Roche had its sights set on Eylea, the blockbuster eye drug that essentially made Regeneron, early in the development program for the bispecific antibody faricimab, which targets both the VEGF-A pathway and angiopoietin-2 (Ang-2).
Now, the pharma giant’s subsidiary Genentech says faricimab has cleared two Phase III studies for diabetic macular edema, where it went head to head with Eylea.
The key metric across the YOSEMITE and RHINE trials was non-inferior visual acuity gains, and several dosing regimens of faricimab were compared against the standard Eylea treatment, given every eight weeks. Whether patients took faricimab every eight weeks or at personalized dosing intervals up to 16 weeks, the drug proved non-inferior.
In fact, more than half of the patients in the personalized dosing arms extended time between treatments to 16 weeks for the first year. That marks a historic new level of durability for the disease, according to Roche.
“These positive results show that faricimab has the potential to offer lasting vision improvements for people with diabetic macular edema, while also reducing the treatment burden associated with frequent eye injections,” Levi Garraway, CMO and head of global product development at Roche, said in a statement.
It won’t mean overnight success.

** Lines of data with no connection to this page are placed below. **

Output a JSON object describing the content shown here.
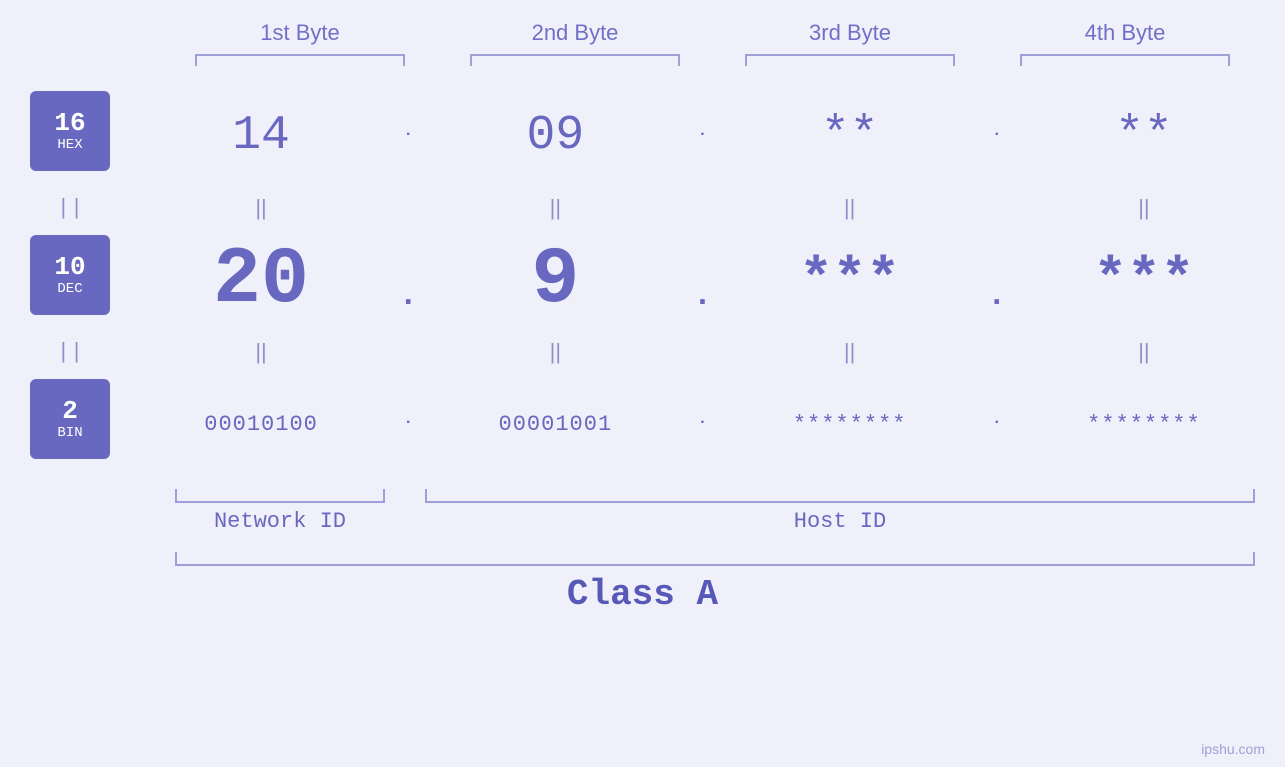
{
  "byteHeaders": [
    "1st Byte",
    "2nd Byte",
    "3rd Byte",
    "4th Byte"
  ],
  "bases": [
    {
      "number": "16",
      "label": "HEX"
    },
    {
      "number": "10",
      "label": "DEC"
    },
    {
      "number": "2",
      "label": "BIN"
    }
  ],
  "hexRow": {
    "values": [
      "14",
      "09",
      "**",
      "**"
    ],
    "dots": [
      ".",
      ".",
      "."
    ]
  },
  "decRow": {
    "values": [
      "20",
      "9",
      "***",
      "***"
    ],
    "dots": [
      ".",
      ".",
      "."
    ]
  },
  "binRow": {
    "values": [
      "00010100",
      "00001001",
      "********",
      "********"
    ],
    "dots": [
      ".",
      ".",
      "."
    ]
  },
  "networkIdLabel": "Network ID",
  "hostIdLabel": "Host ID",
  "classLabel": "Class A",
  "watermark": "ipshu.com"
}
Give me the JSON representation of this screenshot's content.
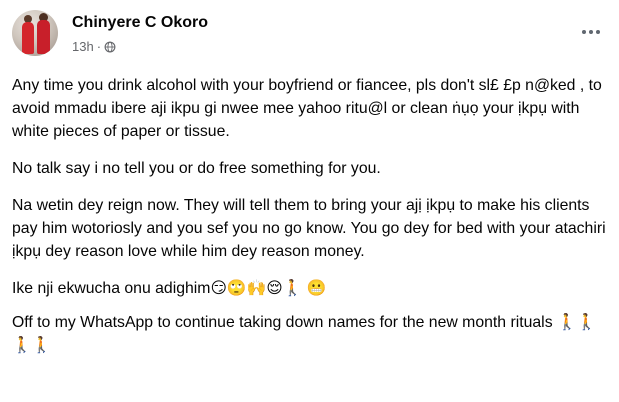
{
  "post": {
    "author": "Chinyere C Okoro",
    "time": "13h",
    "separator": "·",
    "audience_icon": "globe-icon",
    "more_icon": "more-options-icon",
    "paragraphs": [
      "Any time you drink alcohol with your boyfriend or fiancee, pls don't sl£ £p n@ked , to avoid mmadu ibere aji ikpu gi nwee mee yahoo ritu@l or clean ṅụọ your ịkpụ with white pieces of paper or tissue.",
      "No talk say i no tell you or do free something for you.",
      "Na wetin dey reign now. They will tell them to bring your ajị ịkpụ to make his clients pay him wotoriosly and you sef you no go know. You go dey for bed with your atachiri ịkpụ dey reason love while him dey reason money.",
      "Ike nji ekwucha onu adighim😏🙄🙌😌🚶 😬",
      "Off to my WhatsApp to continue taking down names for the new month rituals 🚶🚶🚶🚶"
    ]
  },
  "colors": {
    "text": "#050505",
    "secondary": "#65676b",
    "background": "#ffffff"
  }
}
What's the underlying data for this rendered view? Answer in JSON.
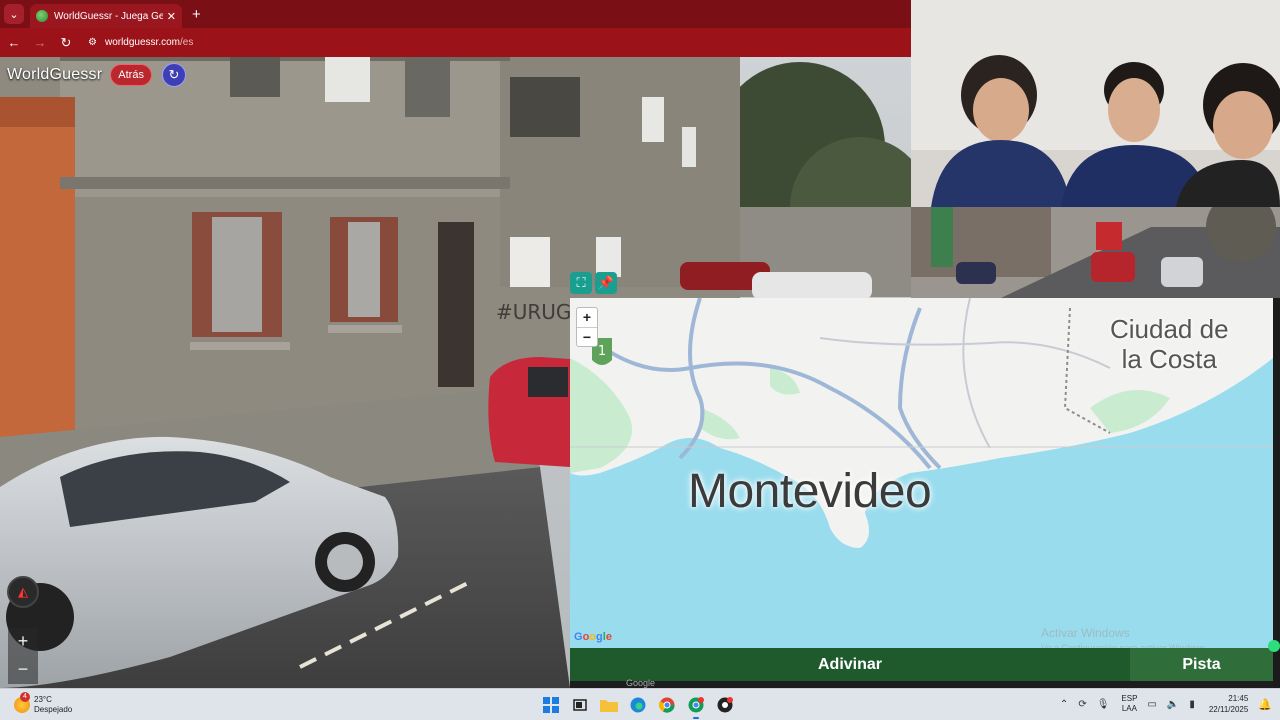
{
  "browser": {
    "tab_title": "WorldGuessr - Juega GeoGuess",
    "tab_close": "✕",
    "new_tab": "+",
    "url_host": "worldguessr.com",
    "url_path": "/es"
  },
  "game": {
    "logo": "WorldGuessr",
    "back_button": "Atrás",
    "street_graffiti": "#URUGUAYNO",
    "map": {
      "zoom_in": "+",
      "zoom_out": "−",
      "city_main": "Montevideo",
      "city_secondary_line1": "Ciudad de",
      "city_secondary_line2": "la Costa",
      "route_badge": "1",
      "attribution": "Google"
    },
    "guess_button": "Adivinar",
    "hint_button": "Pista",
    "sv_zoom_in": "+",
    "sv_zoom_out": "−"
  },
  "watermark": {
    "title": "Activar Windows",
    "subtitle": "Ve a Configuración para activar Windows."
  },
  "taskbar": {
    "weather_temp": "23°C",
    "weather_desc": "Despejado",
    "weather_badge": "4",
    "lang_line1": "ESP",
    "lang_line2": "LAA",
    "time": "21:45",
    "date": "22/11/2025"
  },
  "colors": {
    "browser_accent": "#9b1219",
    "map_water": "#98dced",
    "guess_button": "#1f5a2d",
    "hint_button": "#2f6e3a"
  },
  "icons": [
    "chevron-down-icon",
    "globe-favicon-icon",
    "close-icon",
    "plus-icon",
    "back-arrow-icon",
    "forward-arrow-icon",
    "reload-icon",
    "site-settings-icon",
    "reload-game-icon",
    "fullscreen-icon",
    "pin-icon",
    "compass-icon",
    "windows-start-icon",
    "task-view-icon",
    "folder-icon",
    "edge-icon",
    "chrome-icon",
    "obs-icon",
    "wifi-icon",
    "volume-icon",
    "battery-icon",
    "bell-icon"
  ]
}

On top of Regeneron’s aggressive defense for Eylea, Roche will also be contending with Novartis as it pushes Beovu into blockbuster territory.
Aside from DME (which it estimates affects 750,000 people in the US), Roche has also taken faricimab into late-stage studies for wet age-related macular degeneration, another sizable market where its own Lucentis has wrestled with Eylea.